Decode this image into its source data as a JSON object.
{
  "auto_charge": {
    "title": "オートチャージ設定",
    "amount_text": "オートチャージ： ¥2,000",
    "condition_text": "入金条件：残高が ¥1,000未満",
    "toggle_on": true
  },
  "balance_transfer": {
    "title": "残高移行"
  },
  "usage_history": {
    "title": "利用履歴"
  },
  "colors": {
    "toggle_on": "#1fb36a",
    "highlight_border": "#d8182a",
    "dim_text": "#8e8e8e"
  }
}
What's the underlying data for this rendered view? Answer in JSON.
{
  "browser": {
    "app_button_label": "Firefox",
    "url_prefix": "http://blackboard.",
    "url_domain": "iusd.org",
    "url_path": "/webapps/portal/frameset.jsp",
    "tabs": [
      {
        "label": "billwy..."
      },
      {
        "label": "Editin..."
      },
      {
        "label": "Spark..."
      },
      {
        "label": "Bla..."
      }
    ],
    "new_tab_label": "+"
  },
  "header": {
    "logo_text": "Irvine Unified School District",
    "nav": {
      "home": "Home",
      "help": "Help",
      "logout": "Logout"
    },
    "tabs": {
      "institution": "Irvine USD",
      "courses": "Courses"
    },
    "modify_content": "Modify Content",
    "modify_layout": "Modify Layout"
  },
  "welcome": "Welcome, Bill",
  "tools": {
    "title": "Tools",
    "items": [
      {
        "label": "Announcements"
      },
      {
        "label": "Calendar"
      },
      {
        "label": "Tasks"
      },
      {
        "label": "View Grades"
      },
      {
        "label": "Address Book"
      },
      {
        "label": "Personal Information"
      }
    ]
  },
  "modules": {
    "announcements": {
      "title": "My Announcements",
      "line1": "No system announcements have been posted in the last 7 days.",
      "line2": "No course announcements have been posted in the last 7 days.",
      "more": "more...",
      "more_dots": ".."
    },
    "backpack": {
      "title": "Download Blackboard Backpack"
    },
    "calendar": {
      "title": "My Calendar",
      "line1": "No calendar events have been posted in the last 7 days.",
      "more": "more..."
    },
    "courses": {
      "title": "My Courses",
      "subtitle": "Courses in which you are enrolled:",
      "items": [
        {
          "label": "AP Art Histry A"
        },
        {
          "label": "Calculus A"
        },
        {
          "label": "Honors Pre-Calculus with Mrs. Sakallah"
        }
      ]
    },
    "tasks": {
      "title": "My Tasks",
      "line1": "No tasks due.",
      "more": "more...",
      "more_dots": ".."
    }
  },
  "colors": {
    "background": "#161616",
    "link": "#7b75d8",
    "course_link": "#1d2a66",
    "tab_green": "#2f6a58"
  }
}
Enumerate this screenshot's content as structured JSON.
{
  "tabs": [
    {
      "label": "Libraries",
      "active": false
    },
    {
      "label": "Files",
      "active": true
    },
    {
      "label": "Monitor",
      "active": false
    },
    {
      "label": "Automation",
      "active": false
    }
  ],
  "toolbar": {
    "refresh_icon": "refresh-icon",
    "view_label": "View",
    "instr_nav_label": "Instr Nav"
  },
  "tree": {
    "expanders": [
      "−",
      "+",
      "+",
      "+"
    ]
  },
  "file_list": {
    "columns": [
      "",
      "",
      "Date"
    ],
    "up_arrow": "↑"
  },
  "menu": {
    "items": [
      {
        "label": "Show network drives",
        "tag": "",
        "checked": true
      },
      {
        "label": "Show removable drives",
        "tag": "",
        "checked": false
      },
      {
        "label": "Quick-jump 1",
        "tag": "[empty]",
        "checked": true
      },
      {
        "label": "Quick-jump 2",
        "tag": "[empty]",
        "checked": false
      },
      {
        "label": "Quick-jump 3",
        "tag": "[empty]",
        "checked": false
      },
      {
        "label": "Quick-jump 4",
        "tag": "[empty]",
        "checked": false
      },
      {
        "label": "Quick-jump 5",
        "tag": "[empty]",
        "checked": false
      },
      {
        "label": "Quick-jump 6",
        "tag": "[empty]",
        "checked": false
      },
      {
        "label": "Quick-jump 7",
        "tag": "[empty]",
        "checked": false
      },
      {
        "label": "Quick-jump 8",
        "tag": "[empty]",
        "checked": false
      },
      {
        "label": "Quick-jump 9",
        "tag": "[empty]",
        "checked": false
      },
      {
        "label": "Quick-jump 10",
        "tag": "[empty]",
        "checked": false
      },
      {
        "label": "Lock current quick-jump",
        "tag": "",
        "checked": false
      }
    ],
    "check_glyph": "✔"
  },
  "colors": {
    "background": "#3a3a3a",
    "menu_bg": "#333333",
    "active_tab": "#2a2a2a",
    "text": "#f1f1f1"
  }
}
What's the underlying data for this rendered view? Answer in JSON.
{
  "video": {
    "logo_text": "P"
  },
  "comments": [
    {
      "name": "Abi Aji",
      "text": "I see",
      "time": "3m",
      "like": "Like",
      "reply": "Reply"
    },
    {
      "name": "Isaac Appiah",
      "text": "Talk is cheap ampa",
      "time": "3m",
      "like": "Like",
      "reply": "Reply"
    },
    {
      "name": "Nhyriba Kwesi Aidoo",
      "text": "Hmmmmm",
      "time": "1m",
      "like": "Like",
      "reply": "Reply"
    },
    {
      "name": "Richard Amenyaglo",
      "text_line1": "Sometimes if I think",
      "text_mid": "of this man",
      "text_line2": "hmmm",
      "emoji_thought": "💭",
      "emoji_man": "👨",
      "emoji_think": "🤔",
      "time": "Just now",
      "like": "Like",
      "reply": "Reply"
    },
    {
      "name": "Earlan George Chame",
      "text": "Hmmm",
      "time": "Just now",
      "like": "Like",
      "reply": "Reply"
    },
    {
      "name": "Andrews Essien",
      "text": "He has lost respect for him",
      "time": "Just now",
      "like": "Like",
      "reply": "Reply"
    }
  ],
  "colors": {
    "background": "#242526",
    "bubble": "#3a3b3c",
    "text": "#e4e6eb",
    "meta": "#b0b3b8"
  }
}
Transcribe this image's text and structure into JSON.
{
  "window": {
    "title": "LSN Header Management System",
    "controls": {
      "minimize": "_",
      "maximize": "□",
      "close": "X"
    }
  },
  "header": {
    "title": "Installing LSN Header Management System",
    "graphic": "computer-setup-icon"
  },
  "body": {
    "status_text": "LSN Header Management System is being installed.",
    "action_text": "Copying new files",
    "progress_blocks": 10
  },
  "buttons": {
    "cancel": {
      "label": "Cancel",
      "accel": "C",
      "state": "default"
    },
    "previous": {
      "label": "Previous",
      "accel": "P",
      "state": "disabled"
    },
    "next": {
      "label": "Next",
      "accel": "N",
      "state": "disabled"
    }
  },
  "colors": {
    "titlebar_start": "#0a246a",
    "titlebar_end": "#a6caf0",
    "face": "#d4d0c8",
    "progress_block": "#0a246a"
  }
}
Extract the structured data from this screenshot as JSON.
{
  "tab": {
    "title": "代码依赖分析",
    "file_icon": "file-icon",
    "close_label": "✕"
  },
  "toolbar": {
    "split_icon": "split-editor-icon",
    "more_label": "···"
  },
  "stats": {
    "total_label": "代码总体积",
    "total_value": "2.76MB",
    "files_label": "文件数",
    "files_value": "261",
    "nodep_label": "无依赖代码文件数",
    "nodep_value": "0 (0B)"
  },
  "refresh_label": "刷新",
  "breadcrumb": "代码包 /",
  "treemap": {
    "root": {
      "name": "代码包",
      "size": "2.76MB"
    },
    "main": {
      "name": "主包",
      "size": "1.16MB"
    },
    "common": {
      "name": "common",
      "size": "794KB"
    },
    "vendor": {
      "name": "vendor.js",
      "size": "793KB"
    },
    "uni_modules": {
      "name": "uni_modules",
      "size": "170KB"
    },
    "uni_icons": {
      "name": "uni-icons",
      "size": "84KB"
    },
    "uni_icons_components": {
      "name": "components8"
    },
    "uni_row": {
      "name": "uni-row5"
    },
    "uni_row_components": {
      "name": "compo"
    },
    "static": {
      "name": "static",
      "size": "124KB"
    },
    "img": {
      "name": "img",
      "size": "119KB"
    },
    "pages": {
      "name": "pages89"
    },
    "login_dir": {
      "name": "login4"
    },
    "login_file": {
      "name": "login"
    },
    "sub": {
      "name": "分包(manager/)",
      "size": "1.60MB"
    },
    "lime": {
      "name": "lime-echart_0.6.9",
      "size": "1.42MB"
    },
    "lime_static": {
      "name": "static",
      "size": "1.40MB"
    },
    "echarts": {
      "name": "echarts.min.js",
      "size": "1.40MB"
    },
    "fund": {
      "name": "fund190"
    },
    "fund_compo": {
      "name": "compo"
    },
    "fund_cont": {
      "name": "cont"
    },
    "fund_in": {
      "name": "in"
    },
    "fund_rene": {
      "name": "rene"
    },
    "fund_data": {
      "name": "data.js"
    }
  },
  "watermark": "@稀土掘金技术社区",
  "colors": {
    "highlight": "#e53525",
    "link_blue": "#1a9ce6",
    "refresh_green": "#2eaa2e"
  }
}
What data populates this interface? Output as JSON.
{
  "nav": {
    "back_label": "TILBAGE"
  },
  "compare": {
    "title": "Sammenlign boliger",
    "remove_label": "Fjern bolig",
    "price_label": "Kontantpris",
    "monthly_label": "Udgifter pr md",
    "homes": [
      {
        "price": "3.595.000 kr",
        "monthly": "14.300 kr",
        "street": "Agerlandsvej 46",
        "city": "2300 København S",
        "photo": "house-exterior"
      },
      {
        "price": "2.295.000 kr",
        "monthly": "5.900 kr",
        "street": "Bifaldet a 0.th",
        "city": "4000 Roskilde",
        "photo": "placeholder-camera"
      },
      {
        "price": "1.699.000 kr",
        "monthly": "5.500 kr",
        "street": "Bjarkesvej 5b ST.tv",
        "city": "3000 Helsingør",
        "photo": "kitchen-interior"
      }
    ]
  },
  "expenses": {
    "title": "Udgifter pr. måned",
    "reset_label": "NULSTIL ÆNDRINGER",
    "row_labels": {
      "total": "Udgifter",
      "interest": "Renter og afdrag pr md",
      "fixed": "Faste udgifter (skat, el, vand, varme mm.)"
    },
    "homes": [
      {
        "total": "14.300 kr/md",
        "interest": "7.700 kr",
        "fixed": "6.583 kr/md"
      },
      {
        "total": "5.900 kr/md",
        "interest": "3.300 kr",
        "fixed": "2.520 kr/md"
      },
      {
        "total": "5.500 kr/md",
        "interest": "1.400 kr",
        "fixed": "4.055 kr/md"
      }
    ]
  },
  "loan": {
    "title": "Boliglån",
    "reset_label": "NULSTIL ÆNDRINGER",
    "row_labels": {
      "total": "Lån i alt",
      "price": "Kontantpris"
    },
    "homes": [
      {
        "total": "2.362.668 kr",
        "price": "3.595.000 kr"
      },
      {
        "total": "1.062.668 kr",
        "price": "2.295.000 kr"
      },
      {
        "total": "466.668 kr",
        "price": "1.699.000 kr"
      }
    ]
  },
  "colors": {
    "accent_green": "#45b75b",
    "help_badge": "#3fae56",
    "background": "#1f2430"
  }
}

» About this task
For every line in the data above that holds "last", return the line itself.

» Result of the exercise
      "line1": "No system announcements have been posted in the last 7 days.",
      "line2": "No course announcements have been posted in the last 7 days.",
      "line1": "No calendar events have been posted in the last 7 days.",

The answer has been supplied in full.